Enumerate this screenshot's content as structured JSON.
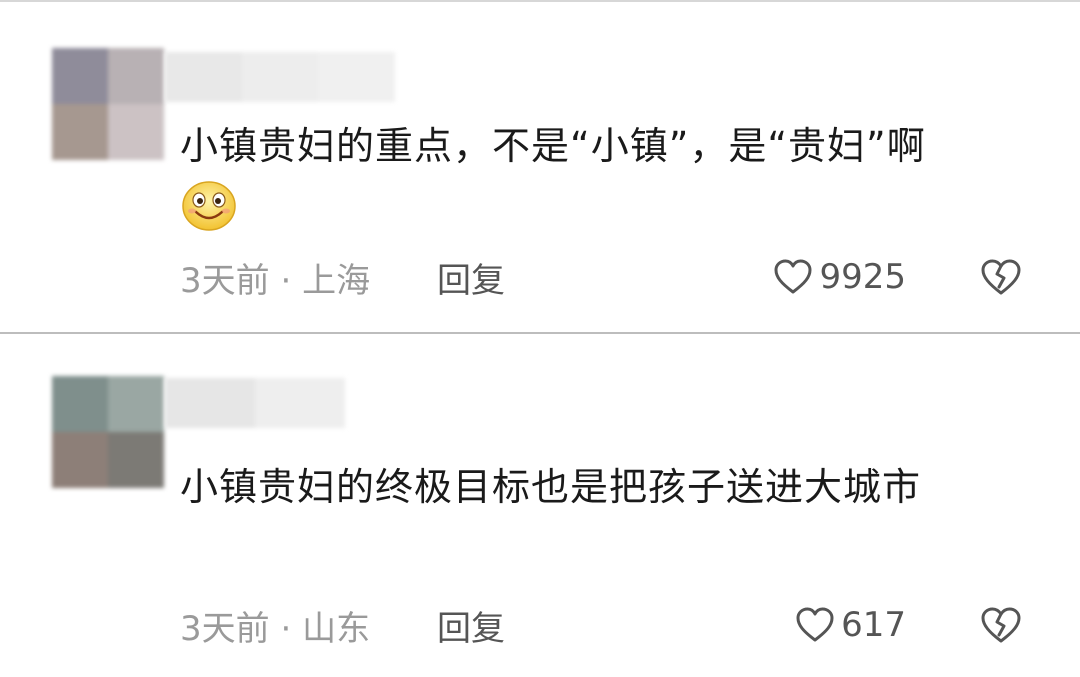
{
  "comments": [
    {
      "text": "小镇贵妇的重点，不是“小镇”，是“贵妇”啊",
      "emoji": "smiling-face-emoji",
      "time": "3天前",
      "separator": "·",
      "location": "上海",
      "reply_label": "回复",
      "likes": "9925",
      "avatar_colors": [
        "#8f8c9a",
        "#b8b1b4",
        "#a69890",
        "#ccc2c4"
      ],
      "username_colors": [
        "#e8e8e8",
        "#ededed",
        "#f0f0f0"
      ]
    },
    {
      "text": "小镇贵妇的终极目标也是把孩子送进大城市",
      "emoji": null,
      "time": "3天前",
      "separator": "·",
      "location": "山东",
      "reply_label": "回复",
      "likes": "617",
      "avatar_colors": [
        "#7f8f8c",
        "#9aa7a3",
        "#8d7f78",
        "#7c7a75"
      ],
      "username_colors": [
        "#e6e6e6",
        "#eeeeee"
      ]
    }
  ],
  "icons": {
    "like": "heart-outline-icon",
    "dislike": "broken-heart-icon"
  },
  "colors": {
    "text": "#1a1a1a",
    "meta": "#9a9a9a",
    "action": "#555555",
    "divider": "#bdbdbd"
  }
}
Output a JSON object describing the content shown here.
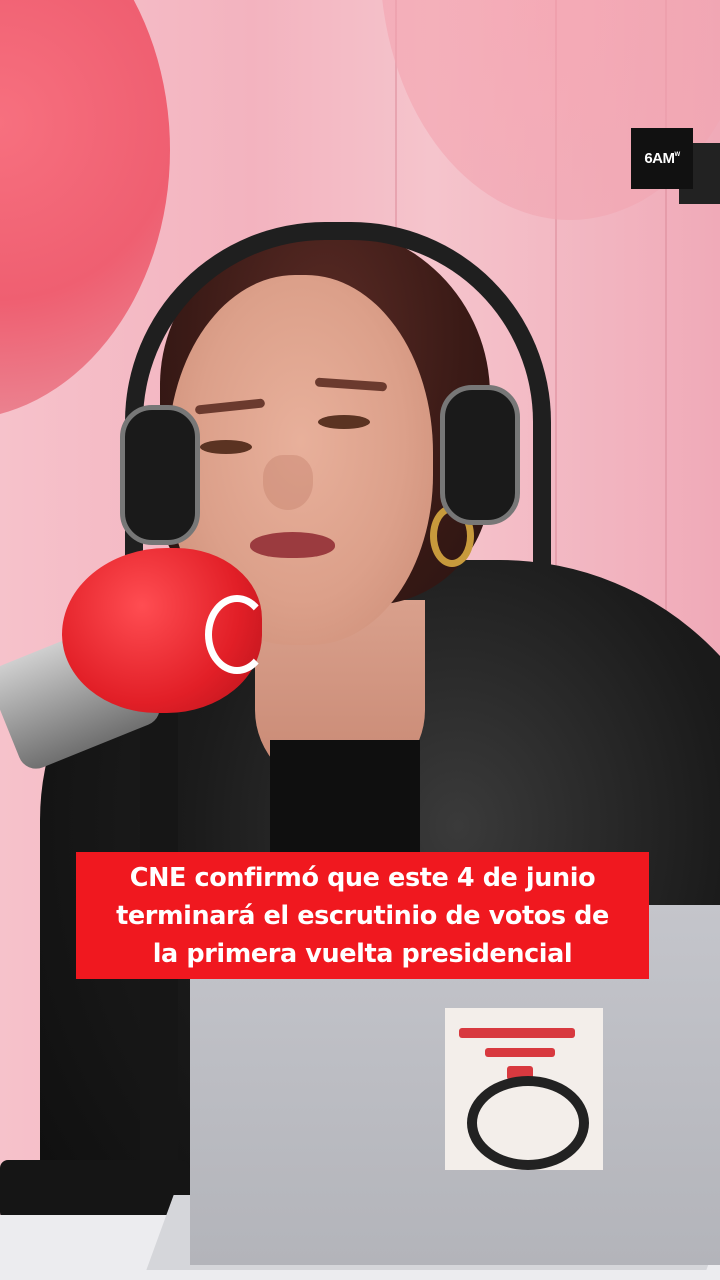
{
  "brand": {
    "logo_text": "6AM",
    "logo_superscript": "W"
  },
  "caption": {
    "lines": [
      "CNE confirmó que este 4 de junio",
      "terminará el escrutinio de votos de",
      "la primera vuelta presidencial"
    ]
  },
  "colors": {
    "caption_background": "#f0181f",
    "caption_text": "#ffffff",
    "background_wall": "#f4b9c3",
    "microphone_foam": "#e21f27",
    "badge": "#111111"
  },
  "icons": {
    "brand": "6am-logo",
    "microphone_logo": "radio-logo-icon",
    "laptop_sticker": "station-logo-icon"
  }
}
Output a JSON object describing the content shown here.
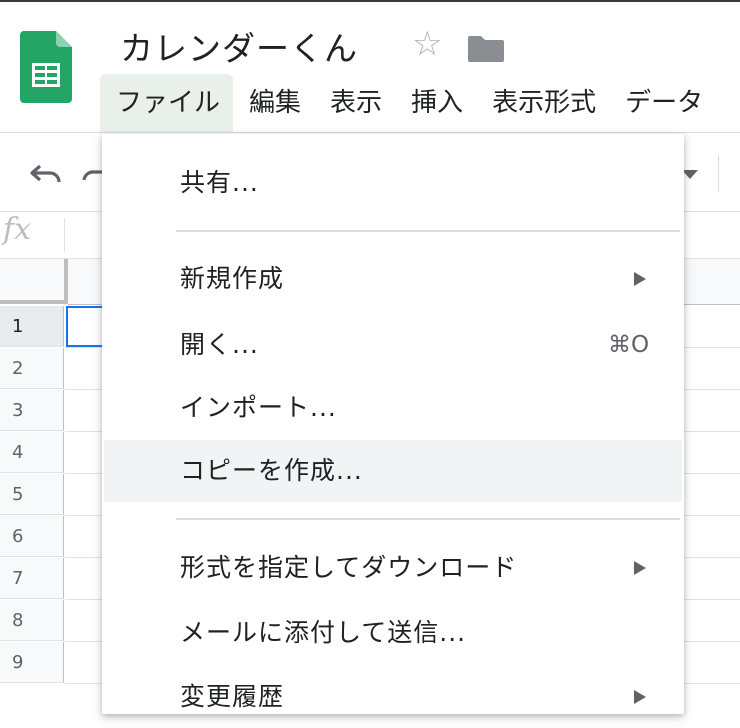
{
  "doc": {
    "title": "カレンダーくん"
  },
  "menubar": {
    "items": [
      {
        "label": "ファイル"
      },
      {
        "label": "編集"
      },
      {
        "label": "表示"
      },
      {
        "label": "挿入"
      },
      {
        "label": "表示形式"
      },
      {
        "label": "データ"
      }
    ]
  },
  "formula_bar": {
    "fx_label": "fx"
  },
  "grid": {
    "rows": [
      "1",
      "2",
      "3",
      "4",
      "5",
      "6",
      "7",
      "8",
      "9"
    ]
  },
  "file_menu": {
    "share": "共有...",
    "new": "新規作成",
    "open": "開く...",
    "open_shortcut": "⌘O",
    "import": "インポート...",
    "make_copy": "コピーを作成...",
    "download": "形式を指定してダウンロード",
    "email": "メールに添付して送信...",
    "history": "変更履歴"
  },
  "colors": {
    "sheets_green": "#23a566",
    "accent_blue": "#1a73e8",
    "menu_active_bg": "#e8f0e9",
    "hover_bg": "#f1f3f4"
  },
  "icons": [
    "sheets-logo-icon",
    "star-icon",
    "folder-icon",
    "undo-icon",
    "redo-icon",
    "dropdown-arrow-icon",
    "fx-icon",
    "submenu-arrow-icon"
  ]
}
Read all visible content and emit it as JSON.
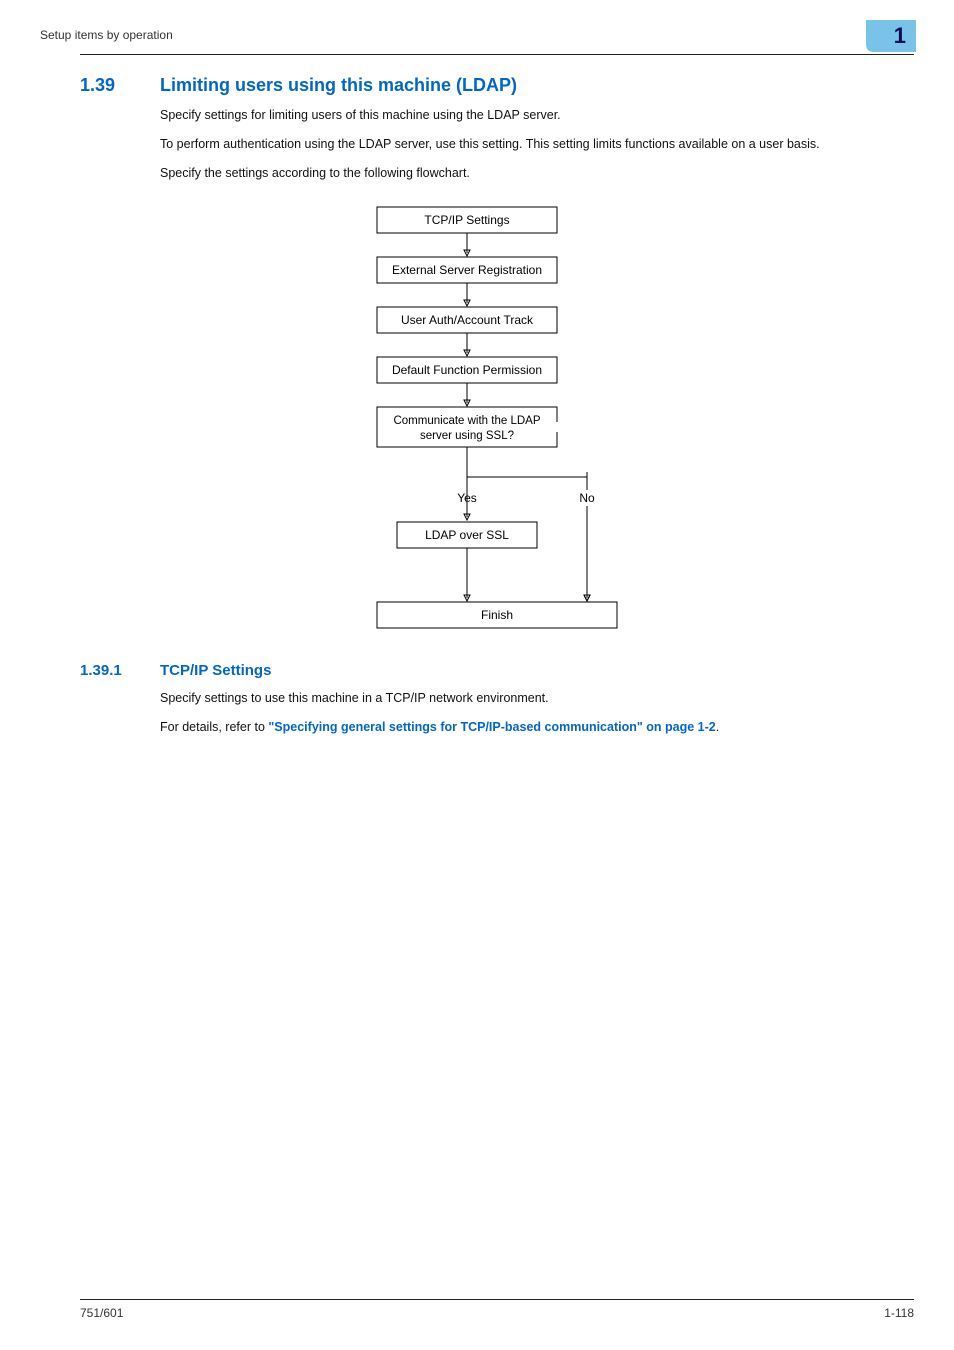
{
  "header": {
    "left_text": "Setup items by operation",
    "page_indicator": "1"
  },
  "section": {
    "num": "1.39",
    "title": "Limiting users using this machine (LDAP)",
    "p1": "Specify settings for limiting users of this machine using the LDAP server.",
    "p2": "To perform authentication using the LDAP server, use this setting. This setting limits functions available on a user basis.",
    "p3": "Specify the settings according to the following flowchart."
  },
  "flowchart": {
    "box1": "TCP/IP Settings",
    "box2": "External Server Registration",
    "box3": "User Auth/Account Track",
    "box4": "Default Function Permission",
    "box5_l1": "Communicate with the LDAP",
    "box5_l2": "server using SSL?",
    "yes": "Yes",
    "no": "No",
    "box6": "LDAP over SSL",
    "finish": "Finish"
  },
  "subsection": {
    "num": "1.39.1",
    "title": "TCP/IP Settings",
    "p1": "Specify settings to use this machine in a TCP/IP network environment.",
    "p2_prefix": "For details, refer to ",
    "p2_link": "\"Specifying general settings for TCP/IP-based communication\" on page 1-2",
    "p2_suffix": "."
  },
  "footer": {
    "left": "751/601",
    "right": "1-118"
  }
}
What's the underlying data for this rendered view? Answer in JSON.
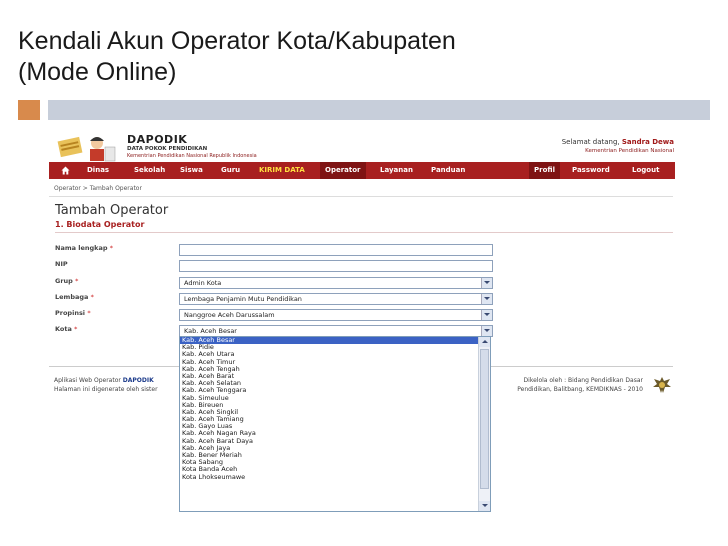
{
  "slide": {
    "title_line1": "Kendali Akun Operator Kota/Kabupaten",
    "title_line2": "(Mode Online)"
  },
  "app": {
    "brand_name": "DAPODIK",
    "brand_sub": "DATA POKOK PENDIDIKAN",
    "brand_org": "Kementrian Pendidikan Nasional Republik Indonesia",
    "welcome_prefix": "Selamat datang,",
    "welcome_user": "Sandra Dewa",
    "welcome_org": "Kementrian Pendidikan Nasional"
  },
  "nav": {
    "items": [
      "Dinas",
      "Sekolah",
      "Siswa",
      "Guru",
      "KIRIM DATA",
      "Operator",
      "Layanan",
      "Panduan"
    ],
    "right": [
      "Profil",
      "Password",
      "Logout"
    ]
  },
  "breadcrumb": "Operator > Tambah Operator",
  "page": {
    "title": "Tambah Operator",
    "section": "1. Biodata Operator"
  },
  "form": {
    "fields": [
      {
        "label": "Nama lengkap",
        "required": "*",
        "value": ""
      },
      {
        "label": "NIP",
        "required": "",
        "value": ""
      },
      {
        "label": "Grup",
        "required": "*",
        "value": "Admin Kota"
      },
      {
        "label": "Lembaga",
        "required": "*",
        "value": "Lembaga Penjamin Mutu Pendidikan"
      },
      {
        "label": "Propinsi",
        "required": "*",
        "value": "Nanggroe Aceh Darussalam"
      },
      {
        "label": "Kota",
        "required": "*",
        "value": "Kab. Aceh Besar"
      }
    ]
  },
  "kota_options": [
    "Kab. Aceh Besar",
    "Kab. Pidie",
    "Kab. Aceh Utara",
    "Kab. Aceh Timur",
    "Kab. Aceh Tengah",
    "Kab. Aceh Barat",
    "Kab. Aceh Selatan",
    "Kab. Aceh Tenggara",
    "Kab. Simeulue",
    "Kab. Bireuen",
    "Kab. Aceh Singkil",
    "Kab. Aceh Tamiang",
    "Kab. Gayo Luas",
    "Kab. Aceh Nagan Raya",
    "Kab. Aceh Barat Daya",
    "Kab. Aceh Jaya",
    "Kab. Bener Meriah",
    "Kota Sabang",
    "Kota Banda Aceh",
    "Kota Lhokseumawe"
  ],
  "footer": {
    "left_1_prefix": "Aplikasi Web Operator",
    "left_1_brand": "DAPODIK",
    "left_2": "Halaman ini digenerate oleh sister",
    "right_1": "Dikelola oleh : Bidang Pendidikan Dasar",
    "right_2": "Pendidikan, Balitbang, KEMDIKNAS - 2010"
  },
  "colors": {
    "accent": "#a82020",
    "slide_bar_orange": "#d88a4c",
    "slide_bar_blue": "#c7ceda",
    "selection": "#3b62c4"
  }
}
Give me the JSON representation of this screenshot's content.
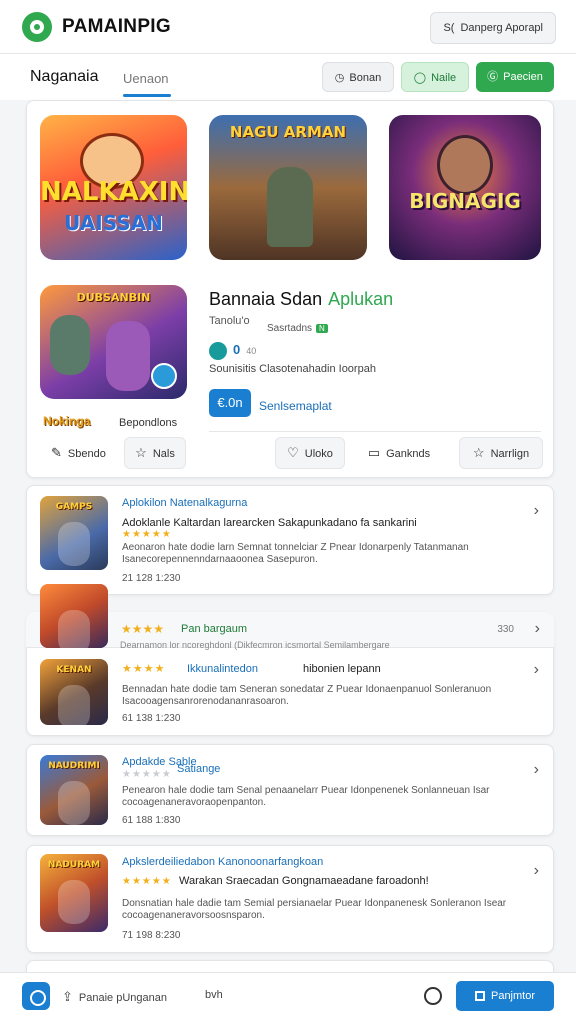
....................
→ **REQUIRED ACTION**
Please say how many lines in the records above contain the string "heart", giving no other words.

→ **TASK RESULT**
2